The need to regulate the so-called “holding law” within the commercial law has raised much controversy for some time now. Unlike certain foreign legal frameworks, the Polish law had been functioning with merely fragmentary regulations in that regard – legal scholars had been debating the purpose of introducing such solutions to the Polish Commercial Companies Code.
On 5 August 2020, the Government Legislation Centre published the detailed assumptions of the draft amendment to the Commercial Companies Code developed by the Commission for Owner Oversight Reform with the Ministry of State Assets (the “Draft”). The Draft’s primary assumption is to enact the so-called “holding law” laying down the principles of how a parent company may instruct its subsidiaries, as well as stipulating the parent company liability and the principles of creditor, officer and minority shareholder protection. Continue Reading

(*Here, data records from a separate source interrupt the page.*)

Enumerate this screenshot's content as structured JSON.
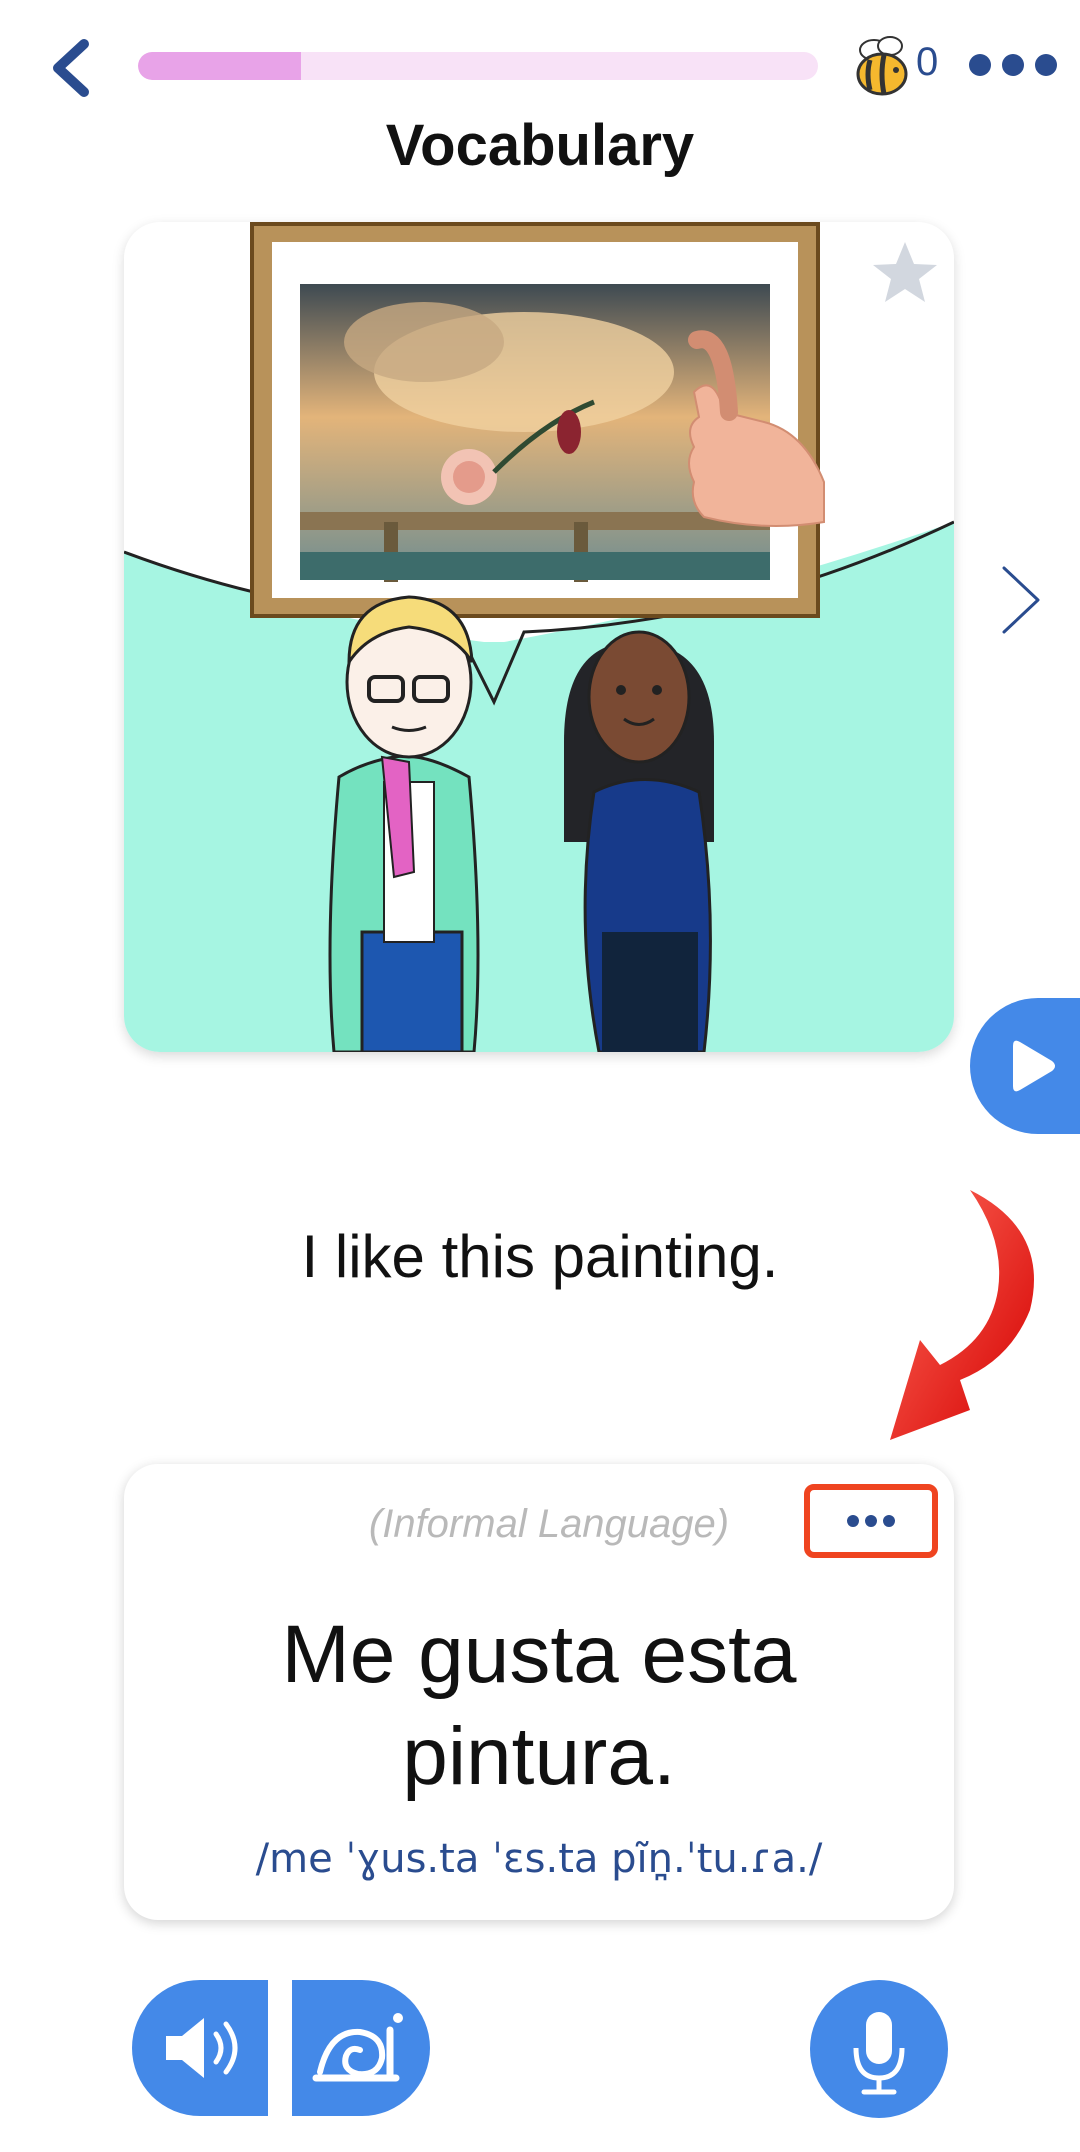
{
  "header": {
    "title": "Vocabulary",
    "progress": 0.24,
    "score": "0"
  },
  "card": {
    "sentence_english": "I like this painting.",
    "register_label": "(Informal Language)",
    "sentence_spanish_line1": "Me gusta esta",
    "sentence_spanish_line2": "pintura.",
    "ipa": "/me ˈɣus.ta ˈɛs.ta pĩn̪.ˈtu.ɾa./"
  },
  "colors": {
    "accent": "#4489e8",
    "progress_fill": "#e8a3e8",
    "progress_track": "#f8e2f7",
    "highlight": "#ef4420",
    "ipa_text": "#2a4c8f"
  },
  "icons": {
    "back": "chevron-left-icon",
    "bee": "bee-icon",
    "more": "more-dots-icon",
    "star": "star-icon",
    "next": "chevron-right-icon",
    "play": "play-icon",
    "speaker": "speaker-icon",
    "slow": "snail-icon",
    "mic": "microphone-icon"
  }
}
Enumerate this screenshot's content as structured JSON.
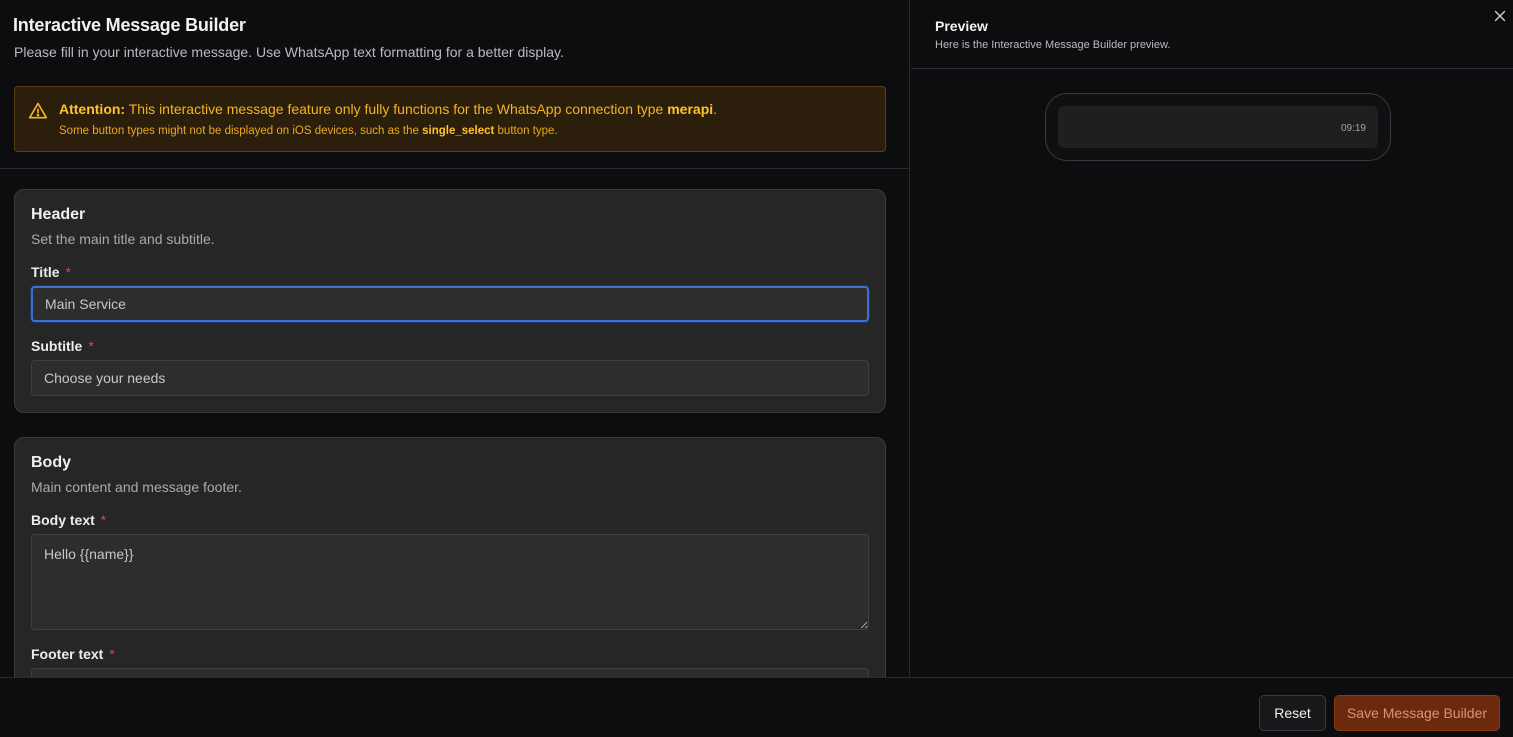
{
  "builder": {
    "title": "Interactive Message Builder",
    "description": "Please fill in your interactive message. Use WhatsApp text formatting for a better display."
  },
  "alert": {
    "label": "Attention:",
    "line1_text": " This interactive message feature only fully functions for the WhatsApp connection type ",
    "connection_type": "merapi",
    "line1_end": ".",
    "line2_text": "Some button types might not be displayed on iOS devices, such as the ",
    "button_type": "single_select",
    "line2_end": " button type.",
    "icon": "warning-triangle-icon",
    "color": "#f3b324"
  },
  "header_section": {
    "title": "Header",
    "subtitle": "Set the main title and subtitle.",
    "title_field": {
      "label": "Title",
      "required": "*",
      "value": "Main Service"
    },
    "subtitle_field": {
      "label": "Subtitle",
      "required": "*",
      "value": "Choose your needs"
    }
  },
  "body_section": {
    "title": "Body",
    "subtitle": "Main content and message footer.",
    "body_field": {
      "label": "Body text",
      "required": "*",
      "value": "Hello {{name}}"
    },
    "footer_field": {
      "label": "Footer text",
      "required": "*",
      "value": ""
    }
  },
  "preview": {
    "title": "Preview",
    "description": "Here is the Interactive Message Builder preview.",
    "message_time": "09:19"
  },
  "actions": {
    "reset_label": "Reset",
    "save_label": "Save Message Builder",
    "save_color": "#6b2a0e"
  },
  "colors": {
    "background": "#0c0d0f",
    "card": "#262626",
    "focus": "#3e6fcf",
    "required": "#e0443a"
  }
}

On 5 November 2020, the first reading of the bill of the new Construction Act took place in the Chamber of Deputies of the Czech Parliament. It was assigned to committees with a hundred-day deadline to provide views on the new bill. The original draft was prepared in cooperation with the Czech Chamber of Commerce and in the autumn of 2019 was sent out for a general consultation. The new revised proposal from the Ministry was presented in May 2020 and is a fundamentally different document that was only slightly modified after discussion with the Legislative Council of the Government before it was submitted to the Parliament. The basic aim is to speed up and streamline permitting processes as the Czech Republic currently stands on the 157th place out of 190 countries evaluated. The new Construction Act is scheduled to take effect on 1 July 2023, with the exception of some provisions that are to take effect earlier. Continue Reading
On 28 October 2020, the Supreme Court’s Emergency Control and Public Matters Chamber acknowledged an emergency complaint lodged by the Prosecutor General and revoked an order for payment issued against a consumer under a blank promissory note securing repayment of a bank loan. The Supreme Court ruled that the order for payment, issued by the District Court in the payment order proceedings, violates constitutional consumer protection (Article 76 of the Constitution) and fails to protect the consumer from unfair market practices listed in Directive 93/13/EEC. Continue Reading
On September 19, 2020, most provisions of an extensive amendment to the Construction Law took effect. The amendment introduces very important changes from the investors’ point of view, both those considering and already pursuing their investments, and those whose projects have long been completed. The new regulations were introduced via the Act of February 2020 amending the Construction Law Act.
Primarily, the amendment is meant to simplify and expedite the investment and construction process, as well as to ensure greater stability of the law and administrative authorities’ decisions. The most significant changes are discussed below. Continue Reading